The boy moved into the house, closing the door and moving to sit cross-legged before the man. The man sat on the floor, looking at the boy.
For a moment, a long silence passed, broken only by the wind against the floor and the trees outside. The man glanced at the wind, a small smile tugging at his lips, but he, like the boy, did not address it. Instead, he turned to the boy, slowly inhaling.
The boy up from the floor to meet the man’s gaze.
“I wish you would come home.”
The boy, the wind knew—for the wind knew a great many things—had not expected that. “I… I can’t.”
The man leaned back, and the disappointment the wind knew he held remained far from his face.
The silence stretched again until, finally, the boy leaned forward, dark eyes bright. “Tell me about it again?”
The man smiled—for real this time, the wind noted with much whooshing about the room. “The night had long since fallen, but the sky was lit up still. They slept while we were there, and He alone knows we were present.”
“You came to see Him?”
“Yes,” the man said softly, eyes lost in the memory. “And we did. After the shepherds had left, we saw Him sleeping as a baby.”
Well that is it. Now, I have a question for you: Did you enjoy this challenge, and do you like the idea of it? Would you be willing to participate if I did another?
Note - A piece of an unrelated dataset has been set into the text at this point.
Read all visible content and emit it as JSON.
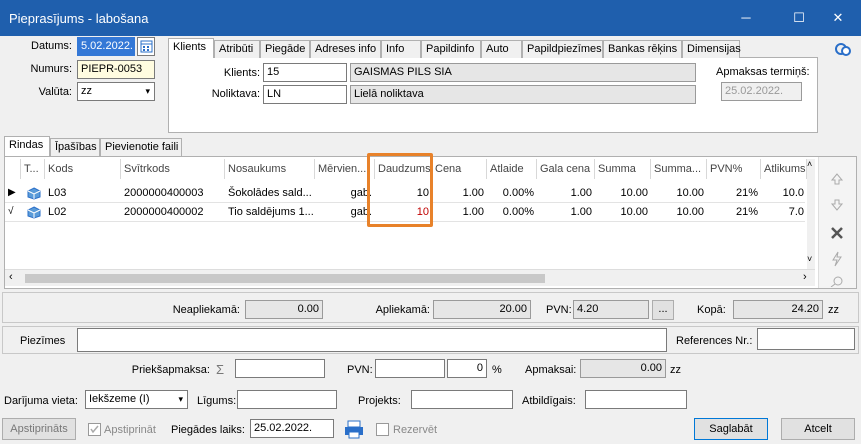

Would you like to see it return, or should this be a one-time thing? I need your comments now, more than ever.
This next part should get a prize for randomness. For the past week or so, I’ve been trying to decide if I want to post a link to a story I entered in the contest. Finally, I’ve decided that I should. You readers are getting the first look you’ve had into my writing, and I feel I ought to let you know that my writing isn’t always like the above bit. So, I present to you a story I wrote, which you can read here (mine is all the way at the bottom). I hope you enjoy it and the other stories… The others are so very good.